The bill now goes to the Senate, where 60 votes are required to move the measure to a final vote. The resolution’s fate in the Senate is more uncertain, because Republicans only have 51 members and Democrats have 49, after the addition of Senator Doug Jones (D-Alabama) who defeated his Republican challenger, Roy Moore, last month.
In order to have the legislation successfully passed in the Senate, Republicans must wrangle more than a dozen votes from lawmakers who have not yet signed on. Three Republicans holding out on supporting the measure in its current form are, Senators Mike Rounds (R-South Dakota), Lindsey Graham (R-South Carolina) and Rand Paul (R-Kentucky).
Another vote the GOP will need is from Senator Dianne Feinstein (D-California).

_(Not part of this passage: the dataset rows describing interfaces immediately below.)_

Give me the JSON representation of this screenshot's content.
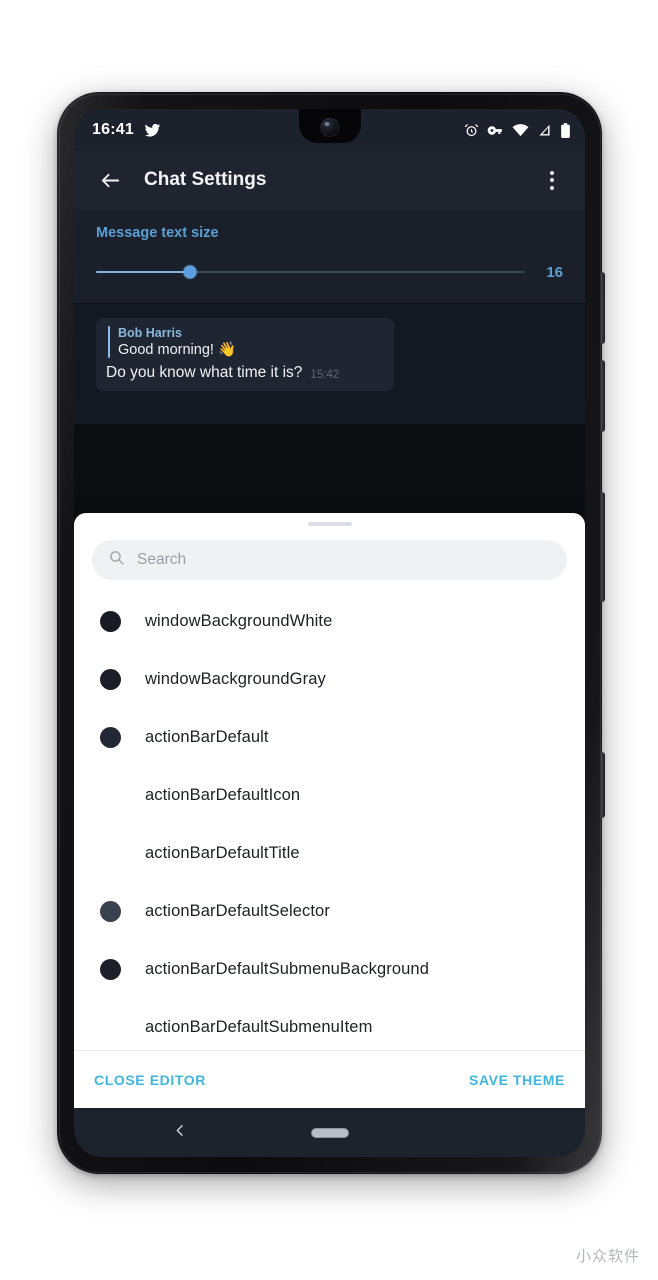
{
  "statusbar": {
    "time": "16:41",
    "app_icon": "twitter-icon",
    "icons": [
      "alarm-icon",
      "vpn-key-icon",
      "wifi-icon",
      "cell-signal-icon",
      "battery-icon"
    ]
  },
  "actionbar": {
    "back_icon": "back-arrow-icon",
    "title": "Chat Settings",
    "overflow_icon": "more-vertical-icon"
  },
  "text_size": {
    "label": "Message text size",
    "value": "16",
    "percent": 22,
    "accent": "#5aa0d6"
  },
  "chat_preview": {
    "reply": {
      "name": "Bob Harris",
      "text": "Good morning! 👋"
    },
    "message": "Do you know what time it is?",
    "time": "15:42"
  },
  "sheet": {
    "handle": "drag-handle",
    "search": {
      "icon": "search-icon",
      "placeholder": "Search",
      "value": ""
    },
    "items": [
      {
        "label": "windowBackgroundWhite",
        "color": "#181b24",
        "has_swatch": true
      },
      {
        "label": "windowBackgroundGray",
        "color": "#1b1e27",
        "has_swatch": true
      },
      {
        "label": "actionBarDefault",
        "color": "#232834",
        "has_swatch": true
      },
      {
        "label": "actionBarDefaultIcon",
        "color": "#ffffff",
        "has_swatch": false
      },
      {
        "label": "actionBarDefaultTitle",
        "color": "#ffffff",
        "has_swatch": false
      },
      {
        "label": "actionBarDefaultSelector",
        "color": "#39414f",
        "has_swatch": true
      },
      {
        "label": "actionBarDefaultSubmenuBackground",
        "color": "#1d2029",
        "has_swatch": true
      },
      {
        "label": "actionBarDefaultSubmenuItem",
        "color": "#ffffff",
        "has_swatch": false
      }
    ],
    "close_label": "CLOSE EDITOR",
    "save_label": "SAVE THEME",
    "action_color": "#3fb6e0"
  },
  "navbar": {
    "back_icon": "nav-back-icon",
    "home_pill": "nav-home-pill"
  },
  "watermark": "小众软件"
}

She released a statement Thursday saying, “I wouldn’t vote for a CR without the Dream Act, and I won’t do so now,” referencing the inclusion of the Development, Relief and Education for Alien Minors Act (Dream Act). The Act is not included in the bill. However, on Wednesday the senator sounded more cautious about not supporting the measure. Feinstein told CNN that she is “really hopeful we don't” come to a government shutdown.
Fox News reporter Chad Pergram tweeted Thursday night that Senator Schumer is trying to push a four or five day CR to try and avoid an immediate shutdown Friday night. Pergram added that a preliminary cloture vote in the Senate does not appear to be happening Thursday.
Schumer is pushing a 4 or 5 day CR to avoid an immediate shutdown. It does not appear there will be a cloture vote tonight. And they will not resolve this tonight.— Chad Pergram (@ChadPergram) January 19, 2018
If the measure is not approved by the Senate before midnight Friday, the US government will be forced to shut down.